When you’re pursuing a degree, chances are good that you’ll have a choice of educational institutes to attend. These schools can differ in many ways, from the degrees that they offer, to their reputations, to their post-graduation employment rates.
Another key difference is cost. Some schools can cost tens of thousands of dollars more per year than others. Unfortunately, paying expensive tuition often puts these schools out of reach for most students without taking out federal and/or private student loans.
Although educational loans may be available to most would-be students, if you’re thinking of borrowing more to go to a costlier school, you need to consider carefully whether taking on this added debt is worth it. Before you decide what to do, make sure you think about a few key issues.
Is the more expensive school actually better than a cheaper alternative?
There are times when a school is more expensive because it has a lot more prestige, a specialized degree program, or a great reputation. But this is not always the case.
Sometimes a school is more expensive because it is a for-profit college. Unfortunately, many for-profit colleges don’t have their students’ best interests at heart and won’t necessarily open many doors for you in your career. Rather than borrowing to attend one of these schools, you will be far better off going to a community college with a far lower price tag.
In other situations, a school may be more expensive because it’s private rather than public, or because of its geographic location. If the school has a higher price tag but doesn’t have a better academic reputation or a better program for your chosen career, then it is likely not worth paying for.
Sure, you may want to attend that school in an awesome city that you love, but do you really want it enough to be in debt for the next 30 years?
What is the potential salary increase that comes with going to a more expensive school?
Your choice of career also matters a lot when it comes to choosing a school. With some careers, you’re simply never going to earn a huge salary no matter where you attended school and earned your degree. In this case, splurging on a much costlier school, even if it has a better program or a better reputation, probably isn’t worth it.
If your salary is capped by your choice of profession, you don’t want to end up in a whole lot of debt that you’re going to spend your life paying back. This could result in a lot more financial stress, interfere with your other financial goals, or even make it difficult for you to actually do what you love because you can’t afford to make so little and still pay your loan bills.
Will the costlier school actually make it easier for you to find employment?
In some professions, the school you go to will matter a lot because top employers tend to recruit from certain schools when hiring. If this is the case, and you get into a program at a school that’s almost sure to help you find good employment post-graduation, then paying for the costly school may be worth it.

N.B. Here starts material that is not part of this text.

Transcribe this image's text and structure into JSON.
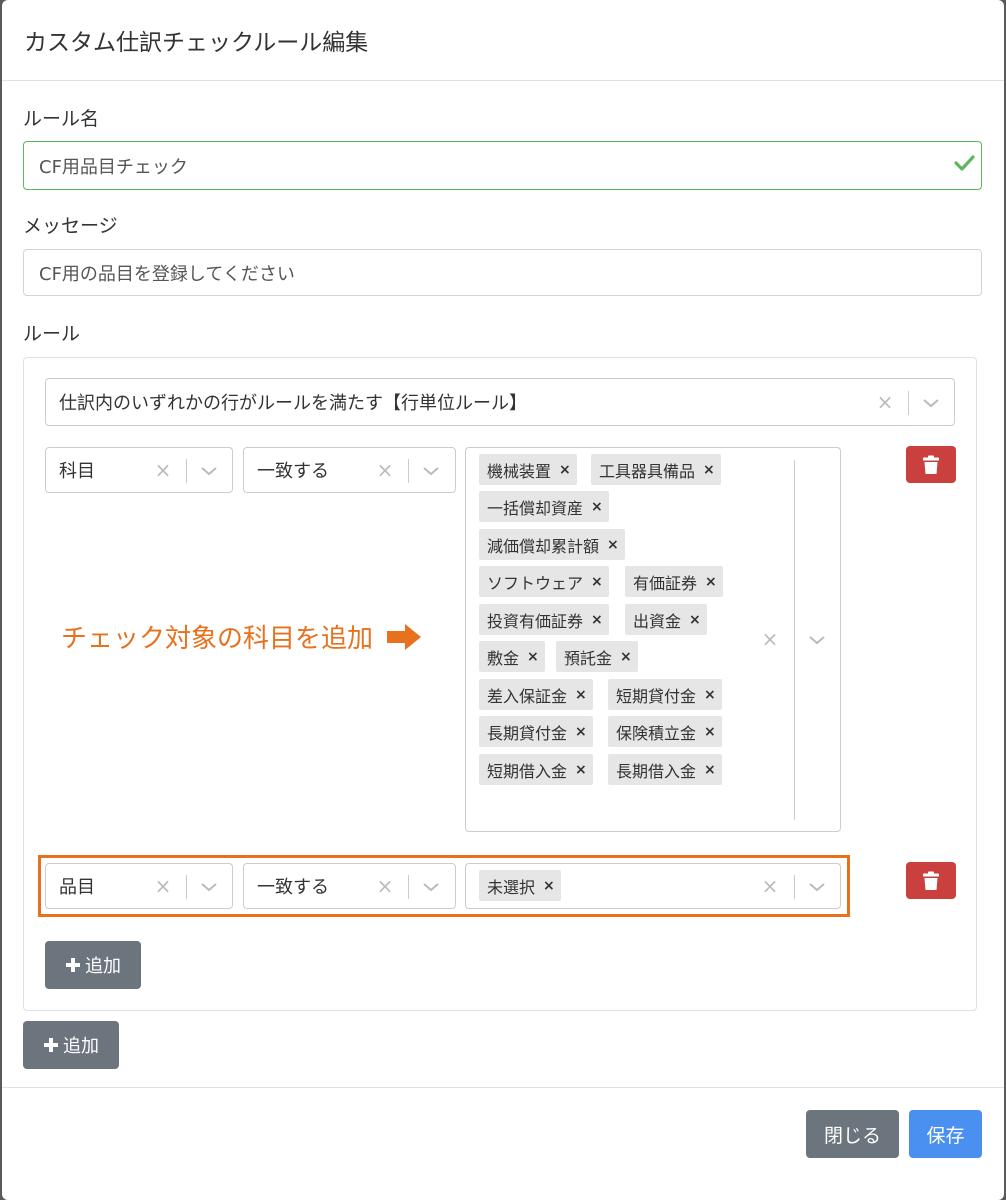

Most professions aren’t like this, though. So make sure you consider the post-graduate employment statistics in your field for each school on your list. Unless there are dramatically more people finding jobs after attending the costlier school, it probably isn’t worth paying for. You’ll be just as likely to get the same job if you go to a school that costs far less to attend.
It often doesn't make sense to go to a more expensive school

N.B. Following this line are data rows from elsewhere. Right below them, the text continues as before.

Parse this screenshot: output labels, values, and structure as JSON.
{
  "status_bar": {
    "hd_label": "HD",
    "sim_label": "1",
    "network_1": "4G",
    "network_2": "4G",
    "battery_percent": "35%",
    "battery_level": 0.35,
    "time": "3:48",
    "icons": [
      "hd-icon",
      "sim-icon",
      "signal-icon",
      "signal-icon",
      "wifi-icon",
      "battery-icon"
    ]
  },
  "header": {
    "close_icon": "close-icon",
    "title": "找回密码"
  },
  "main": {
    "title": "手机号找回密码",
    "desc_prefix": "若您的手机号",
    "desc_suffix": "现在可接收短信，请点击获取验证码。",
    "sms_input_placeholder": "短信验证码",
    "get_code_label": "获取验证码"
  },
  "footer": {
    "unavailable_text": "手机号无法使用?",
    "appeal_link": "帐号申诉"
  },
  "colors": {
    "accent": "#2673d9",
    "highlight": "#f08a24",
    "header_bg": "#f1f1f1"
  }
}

There are definitely times when going to a more expensive school pays off. This can happen if you’re going into a profession for which the prestige of your educational institution matters a lot and splurging on a big-name school means you’re likely to earn a much higher salary.
But there are many situations in which it simply doesn’t pay to borrow more just so you can go to a school that carries a higher price tag. If you simply can’t earn that much in your profession no matter what school you attend, or if the costlier school isn’t actually better, then there’s no point in borrowing more to go there.
Always remember that you will have to pay back your loans after graduation, so don’t borrow more than necessary, and focus on whether the return on investment is worth it when making decisions about how much student debt you’re willing to take on.